Publications that covered this story include City AM on 19 March.
- A lower burden of tax could help increase UK attractiveness post-Brexit
- UK could be inhibiting growth with higher relative tax takes compared to faster growing emerging markets
The UK has a tax burden of 38% of Gross Domestic Product (GDP), 76% higher than the average rate for the major emerging BRIC (Brazil, Russia, India and China) economies (21.8%), our research shows.
The UK Government’s tax take is also 36% higher than the global average (28.2%) in the study and was ranked 7th in the study.
We studied 35 countries around the world, calculating what percentage of that country’s GDP is taken by the government in tax (see chart below).
Generally, European economies dominated the top of the table of the highest taxes. European countries, on average, have a tax burden of 43.3%: over 50% higher than the global average (28.2%) in the study. Denmark came top of the study with the government’s tax take representing 53.5% of total GDP.
The G7 average of 31.1% is closer to the global average with the USA (22%) and Japan (34.4%) seeing lower tax takes than their European competitors. The US percentage could fall further in the coming years as some commentators claim that the US President Donald Trump’s recent tax plan could see US Government tax revenues fall by as much as USD$2 trillion.
Emerging economies in general have seen much lower levels of government tax ‘take’, including many in the ASEAN (Association of Southeast Asian Nations) trading bloc such as Malaysia (16.5%) and the Philippines (13.9%).

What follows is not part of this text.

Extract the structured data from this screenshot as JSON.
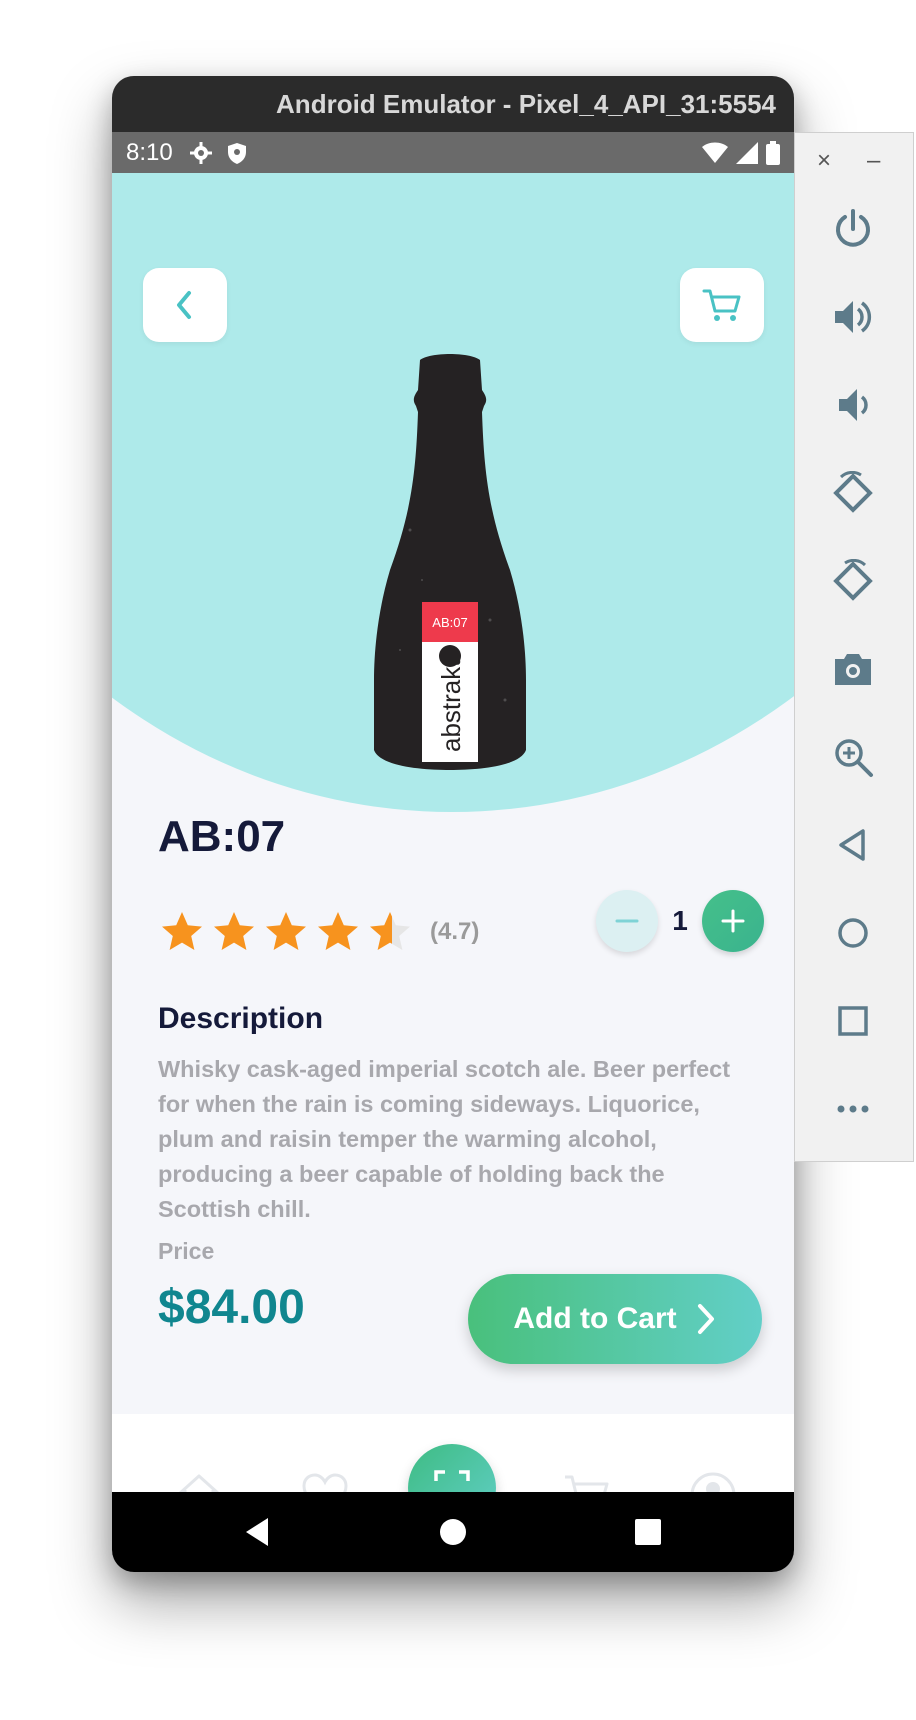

Darren Grimes, tax partner in our Manchester office, says: “Lowering the high burden of taxation could act as a competitive differentiator for the UK post-Brexit.”
“A lower tax burden could increase the UK’s attractiveness to foreign-based businesses on the global stage compared to other developed nations.”
“Recent reductions in corporation tax have helped, but policymakers need to resist the temptation to backtrack on this as we look ahead. Securing favourable customs tariffs is also clearly top of the list of priorities as Brexit approaches.”
“However, the UK may need to think even more creatively if it is to make a real difference.”
“For more developed economies it can often be harder to balance an ageing population with trying to reduce the tax rate, but the Government will need to try and find a way. Other countries’ initiatives could provide food for thought.”
Many European countries, including Germany and Portugal, with higher than average tax take are already looking at ways to reduce the burden. For example, the German government (43.8% of GDP) has the goal of relieving the tax burden on SMEs to incentivise innovation, including:
- Implementing tax support in research and development for companies with fewer than 1,000 employees
- Establishing a ‘high-tech founder fund’ with a target volume of €300 million
- Starting a new digitisation campaign for medium-sized companies
Darren adds: “Developed economies like the UK need to investigate ways of lowering the tax burden for businesses or they may find increasing competition from more dynamic emerging countries.”
“Lower personal and business taxes can help economies spur growth and create incentives, particularly for investors and larger, more globally-focused businesses.”
Levels of tax take by national Governments are of growing interest, particularly for the EU at the moment with Brexit on the horizon, to secure Government funding in the short term and encourage growth in the long-term.
The Republic of Ireland is the only Eurozone country studied where Government tax take is below the global average.
Recently, the European Commission suggested that EU countries may have to consider changing tax policies to help fill the €15 billion annual budget hole left by the UK’s Brexit. These could include proposals such as using a portion of corporate tax receipts from national treasuries for the EU’s common funds and programmes.
UK sees a tax burden 76% higher than the rate of major emerging markets
|Rank||Country||Tax as a %
of GDP (2017)
*Data based on an analysis of CIA World Factbook and International Monetary Fund data